“Don’t you ever get used to it?” The ‘it’ the person was referring to was public speaking. I’ve read where fear of public speaking is right up there with the fear of death. Amazing! This got me thinking about fear itself.
How many times can you count in your own life when fear held you back? You didn’t put your hand up in class even though you knew that you had the right answer. You refused to audition for the school choir although you had a very good voice. You got nervous the day that the radio personality was asking questions of those queued in the line as you waited to pay your cell phone bill and got angry with yourself because if you weren’t so chicken you might have been the proud owner of a Blackberry Torch.
Succumbing to fear is as if you’re literally saying “no” to life. Yet the more we fear the more fear seems to show up. “Why can’t fear just curl up and die?” you ask softly. Fear is relentless. You want to ask your boss for a change in working hours – there’s fear. You want to leave the business you helped your husband build and pursue something on your own and there is fear again. You want to leave your job and start a business for yourself but much too afraid to take the first step. Fear seems to be the dragon and if we don’t slay it we will lay doom to a dull and boring life.
So how do we treat with fear when it shows up? What if we could use fear and all that it surfaces to our advantage? What if we gave a different meaning to fear? What if we gave fear a makeover? This is something that we have no problem doing with our physical selves so why not fear?
When fear first shows up, our natural tendency is to shy away from it…run in the other direction. What about if we stared fear down in the eye – shouted at fear boldly claiming that “we’re seeing you – come right on in!” What if we welcomed fear?
What if we thanked fear for showing up? Think of the presence of fear as an indication that we’re on the right track. That this is something we should be doing and the presence of fear is the confirmation of same. So when we feel fear that we press on knowing that this is what we were meant to be doing.
What if we changed fear’s name and instead of fear called it excitement? What if we interpreted fear as an adrenaline rush so forceful because of the risk we felt we were taking?
What if instead of a foe, fear became a friend?
In the book “Change or Die” by Alan Deutschman he lays out three deceptively simple principles for change – He calls them the 3-Rs: Relate, Repeat and Reframe. Let’s use that in the context of fear.
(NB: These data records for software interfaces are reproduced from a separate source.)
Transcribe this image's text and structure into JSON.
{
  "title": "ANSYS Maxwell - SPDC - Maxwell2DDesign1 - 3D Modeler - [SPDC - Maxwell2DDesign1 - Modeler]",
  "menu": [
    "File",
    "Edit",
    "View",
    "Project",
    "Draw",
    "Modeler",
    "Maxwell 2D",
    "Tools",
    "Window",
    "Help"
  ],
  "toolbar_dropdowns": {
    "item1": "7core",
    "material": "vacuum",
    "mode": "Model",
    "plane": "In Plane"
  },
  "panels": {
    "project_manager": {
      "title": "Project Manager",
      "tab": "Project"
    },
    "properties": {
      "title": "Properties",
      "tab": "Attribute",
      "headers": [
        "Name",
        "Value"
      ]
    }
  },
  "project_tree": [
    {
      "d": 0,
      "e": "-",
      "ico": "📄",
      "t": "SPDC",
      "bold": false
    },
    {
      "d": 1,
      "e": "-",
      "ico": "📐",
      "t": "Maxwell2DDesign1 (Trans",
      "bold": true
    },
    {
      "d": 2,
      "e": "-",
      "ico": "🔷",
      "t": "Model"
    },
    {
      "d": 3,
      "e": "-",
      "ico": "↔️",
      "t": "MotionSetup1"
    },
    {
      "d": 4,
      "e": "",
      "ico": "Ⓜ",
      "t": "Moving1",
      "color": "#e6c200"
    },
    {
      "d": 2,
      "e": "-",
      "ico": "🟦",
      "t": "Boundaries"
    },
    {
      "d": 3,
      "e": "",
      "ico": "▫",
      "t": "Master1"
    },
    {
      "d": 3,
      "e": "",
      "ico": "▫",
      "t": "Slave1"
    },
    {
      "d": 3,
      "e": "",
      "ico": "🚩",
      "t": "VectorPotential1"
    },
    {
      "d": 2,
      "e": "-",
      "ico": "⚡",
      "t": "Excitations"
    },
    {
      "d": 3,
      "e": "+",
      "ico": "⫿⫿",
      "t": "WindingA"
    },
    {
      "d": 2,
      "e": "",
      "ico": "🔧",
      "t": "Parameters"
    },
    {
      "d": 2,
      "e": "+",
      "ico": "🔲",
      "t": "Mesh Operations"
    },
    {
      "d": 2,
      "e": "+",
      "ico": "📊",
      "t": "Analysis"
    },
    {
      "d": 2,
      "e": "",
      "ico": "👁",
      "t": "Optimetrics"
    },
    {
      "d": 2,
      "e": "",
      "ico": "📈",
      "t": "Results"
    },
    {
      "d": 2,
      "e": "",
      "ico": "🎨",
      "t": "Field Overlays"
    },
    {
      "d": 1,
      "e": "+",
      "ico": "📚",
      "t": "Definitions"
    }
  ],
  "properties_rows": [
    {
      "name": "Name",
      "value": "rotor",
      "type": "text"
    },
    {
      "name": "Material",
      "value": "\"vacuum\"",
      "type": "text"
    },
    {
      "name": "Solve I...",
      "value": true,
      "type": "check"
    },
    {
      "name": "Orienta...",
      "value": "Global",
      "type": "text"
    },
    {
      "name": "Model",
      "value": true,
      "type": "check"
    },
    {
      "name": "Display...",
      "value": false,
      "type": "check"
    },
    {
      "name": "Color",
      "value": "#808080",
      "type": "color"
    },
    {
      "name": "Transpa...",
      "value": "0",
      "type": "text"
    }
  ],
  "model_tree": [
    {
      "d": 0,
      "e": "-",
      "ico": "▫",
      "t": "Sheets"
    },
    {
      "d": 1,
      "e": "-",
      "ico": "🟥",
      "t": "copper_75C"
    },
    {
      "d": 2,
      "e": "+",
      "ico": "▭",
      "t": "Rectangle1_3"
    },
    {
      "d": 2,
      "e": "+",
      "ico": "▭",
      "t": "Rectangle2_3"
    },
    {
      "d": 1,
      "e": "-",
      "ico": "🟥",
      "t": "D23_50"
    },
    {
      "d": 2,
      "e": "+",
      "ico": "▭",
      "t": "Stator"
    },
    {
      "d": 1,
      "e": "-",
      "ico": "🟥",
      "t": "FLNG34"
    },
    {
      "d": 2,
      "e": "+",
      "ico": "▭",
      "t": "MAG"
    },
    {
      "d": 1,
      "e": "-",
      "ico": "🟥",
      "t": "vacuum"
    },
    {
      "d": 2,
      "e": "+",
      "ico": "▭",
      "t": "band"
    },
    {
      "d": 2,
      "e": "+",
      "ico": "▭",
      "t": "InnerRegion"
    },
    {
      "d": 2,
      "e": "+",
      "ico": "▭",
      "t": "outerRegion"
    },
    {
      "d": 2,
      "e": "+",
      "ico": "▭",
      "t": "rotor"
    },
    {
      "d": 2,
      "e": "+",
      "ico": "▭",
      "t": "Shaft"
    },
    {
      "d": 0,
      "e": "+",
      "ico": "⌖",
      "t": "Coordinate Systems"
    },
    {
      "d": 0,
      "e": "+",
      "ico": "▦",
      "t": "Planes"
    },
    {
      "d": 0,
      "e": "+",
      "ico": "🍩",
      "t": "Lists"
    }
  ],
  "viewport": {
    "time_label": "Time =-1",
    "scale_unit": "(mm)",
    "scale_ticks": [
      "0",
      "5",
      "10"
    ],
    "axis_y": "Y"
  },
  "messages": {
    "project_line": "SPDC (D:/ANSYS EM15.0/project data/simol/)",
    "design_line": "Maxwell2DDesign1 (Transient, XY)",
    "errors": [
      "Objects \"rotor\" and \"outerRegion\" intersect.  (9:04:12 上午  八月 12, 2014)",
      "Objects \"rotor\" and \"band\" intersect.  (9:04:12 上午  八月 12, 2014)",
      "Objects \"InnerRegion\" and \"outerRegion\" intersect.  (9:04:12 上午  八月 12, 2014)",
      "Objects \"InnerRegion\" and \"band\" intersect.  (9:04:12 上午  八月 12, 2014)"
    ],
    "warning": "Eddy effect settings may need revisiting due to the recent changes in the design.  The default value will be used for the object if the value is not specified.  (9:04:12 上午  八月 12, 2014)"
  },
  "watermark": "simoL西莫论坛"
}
Because we have so much built-in resistance to change, it’s almost impossible to change unless we have the right kind of support. The key, as Deutschman says “is to form a new, emotional relationship with a person or community that inspires and sustains hope.” This could be a coach or therapist for an individual, or for a business it could be an in-depth coaching, training, or consulting program.
Change takes time. It takes repetition and practicing new skills before the change becomes the normal way of doing things. Nobody becomes a great athlete, mathematician, musician or marketer without this kind of long-term repetition so keep practicing until you find an approach that works for you in befriending your fear.
To change, it starts with your thinking, with your mindset, with your point of view. Instead of a dreaded ogre to be avoided, dealing with fear becomes an exciting adventure.
If you operate from these three simple change principles you are going to have a much easier time making change happen despite your fears.